Sure, the technology company is thriving, but its stores haven't been able to avoid the same issues plaguing the Best Buys of the world.
Retail is in trouble. The industry has been on the endangered species list since Amazon (AMZN) was born and told consumers it was time to start thinking outside the box.
Except consumers took it a step further and stopped visiting the box altogether -- the "big box" stores, that is. As a result, once-prominent retailers have fallen by the wayside such as CompUSA, Circuit City, Media Play and many others on a list much too long to detail here.
Copyright © 2013 Microsoft. All rights reserved.
Fundamental company data and historical chart data provided by Morningstar Inc. Real-time index quotes and delayed quotes supplied by Morningstar Inc. Quotes delayed by up to 15 minutes, except where indicated otherwise. Fund summary, fund performance and dividend data provided by Morningstar Inc. Analyst recommendations provided by Zacks Investment Research. StockScouter data provided by Verus Analytics. IPO data provided by Hoover's Inc. Index membership data provided by Morningstar Inc.
Start investing in technology companies with help from financial writers and experts who know the industry best. Learn what to look for in a technology company to make the right investment decisions.
[BRIEFING.COM] The major averages finished the session on a lower note as the S&P 500 lost 0.4% while the Nasdaq shed 0.1%. The Russell 2000, which paced the retreat on Tuesday and Wednesday, added 0.2%, trimming its December loss to 3.5%.
After spending the first half of the session in a steady retreat, the S&P 500 found technical support in the 1772 area. Upon reaching that level, the index reversed sharply, and marched back to its flat line. There was no particular catalyst ... More
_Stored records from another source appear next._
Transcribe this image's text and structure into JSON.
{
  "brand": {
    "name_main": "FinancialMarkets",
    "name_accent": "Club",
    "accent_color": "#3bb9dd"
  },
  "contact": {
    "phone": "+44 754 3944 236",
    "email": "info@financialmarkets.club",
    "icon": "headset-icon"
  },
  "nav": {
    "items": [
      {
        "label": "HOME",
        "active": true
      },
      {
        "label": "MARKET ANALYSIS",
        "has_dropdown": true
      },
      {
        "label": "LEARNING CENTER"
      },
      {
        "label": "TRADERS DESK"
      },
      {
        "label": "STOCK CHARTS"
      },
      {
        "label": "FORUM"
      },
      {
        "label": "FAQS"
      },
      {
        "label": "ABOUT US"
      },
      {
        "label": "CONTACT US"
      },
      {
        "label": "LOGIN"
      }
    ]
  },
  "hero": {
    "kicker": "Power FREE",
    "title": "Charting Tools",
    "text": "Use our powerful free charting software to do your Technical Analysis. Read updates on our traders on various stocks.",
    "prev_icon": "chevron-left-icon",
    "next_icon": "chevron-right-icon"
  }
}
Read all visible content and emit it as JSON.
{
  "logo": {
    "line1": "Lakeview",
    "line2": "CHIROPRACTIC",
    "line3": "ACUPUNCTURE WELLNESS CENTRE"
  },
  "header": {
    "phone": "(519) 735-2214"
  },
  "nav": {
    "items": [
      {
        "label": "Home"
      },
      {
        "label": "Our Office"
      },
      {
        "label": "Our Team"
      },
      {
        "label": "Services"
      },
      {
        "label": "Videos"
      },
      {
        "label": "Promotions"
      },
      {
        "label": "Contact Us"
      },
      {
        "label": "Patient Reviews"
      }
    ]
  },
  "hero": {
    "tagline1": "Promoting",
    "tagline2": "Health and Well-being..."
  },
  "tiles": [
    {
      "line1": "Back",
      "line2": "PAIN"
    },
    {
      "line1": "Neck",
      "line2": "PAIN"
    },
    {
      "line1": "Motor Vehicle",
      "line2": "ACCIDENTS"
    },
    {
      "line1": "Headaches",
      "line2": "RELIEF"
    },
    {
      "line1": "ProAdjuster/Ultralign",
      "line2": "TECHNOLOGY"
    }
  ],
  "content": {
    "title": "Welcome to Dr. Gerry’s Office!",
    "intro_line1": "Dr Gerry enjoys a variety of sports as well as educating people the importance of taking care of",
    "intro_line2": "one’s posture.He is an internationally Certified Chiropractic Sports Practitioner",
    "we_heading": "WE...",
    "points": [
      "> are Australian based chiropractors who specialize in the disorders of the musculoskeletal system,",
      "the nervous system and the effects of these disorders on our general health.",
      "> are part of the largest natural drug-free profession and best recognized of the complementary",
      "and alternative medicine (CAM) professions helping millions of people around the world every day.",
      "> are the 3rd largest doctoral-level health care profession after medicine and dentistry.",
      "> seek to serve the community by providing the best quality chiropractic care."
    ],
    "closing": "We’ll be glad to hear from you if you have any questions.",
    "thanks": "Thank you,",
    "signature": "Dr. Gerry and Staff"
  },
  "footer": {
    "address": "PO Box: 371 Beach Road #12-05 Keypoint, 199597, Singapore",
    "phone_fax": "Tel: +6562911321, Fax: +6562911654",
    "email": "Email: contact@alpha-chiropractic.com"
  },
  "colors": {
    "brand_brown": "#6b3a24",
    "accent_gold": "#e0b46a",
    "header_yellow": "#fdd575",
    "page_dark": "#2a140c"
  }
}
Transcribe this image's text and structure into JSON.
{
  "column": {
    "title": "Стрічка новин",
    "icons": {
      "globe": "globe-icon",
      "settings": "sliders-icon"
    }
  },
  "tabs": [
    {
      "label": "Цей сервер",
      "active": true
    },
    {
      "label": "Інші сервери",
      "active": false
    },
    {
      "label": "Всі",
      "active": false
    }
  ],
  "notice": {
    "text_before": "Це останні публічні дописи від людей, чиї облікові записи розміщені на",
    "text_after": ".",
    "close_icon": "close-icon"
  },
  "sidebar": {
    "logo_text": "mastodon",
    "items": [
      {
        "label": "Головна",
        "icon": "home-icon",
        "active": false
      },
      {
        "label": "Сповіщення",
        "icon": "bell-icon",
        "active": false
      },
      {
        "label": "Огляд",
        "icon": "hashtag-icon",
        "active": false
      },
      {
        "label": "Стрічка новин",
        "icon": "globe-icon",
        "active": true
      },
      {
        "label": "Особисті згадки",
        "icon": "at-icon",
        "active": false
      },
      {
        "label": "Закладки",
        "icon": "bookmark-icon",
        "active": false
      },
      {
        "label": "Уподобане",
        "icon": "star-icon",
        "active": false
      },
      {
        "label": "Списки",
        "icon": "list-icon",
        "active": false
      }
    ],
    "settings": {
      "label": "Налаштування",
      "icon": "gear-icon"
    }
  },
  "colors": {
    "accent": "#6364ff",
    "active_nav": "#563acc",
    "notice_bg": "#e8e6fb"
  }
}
More Market News
|There’s a problem getting this information right now. Please try again later.|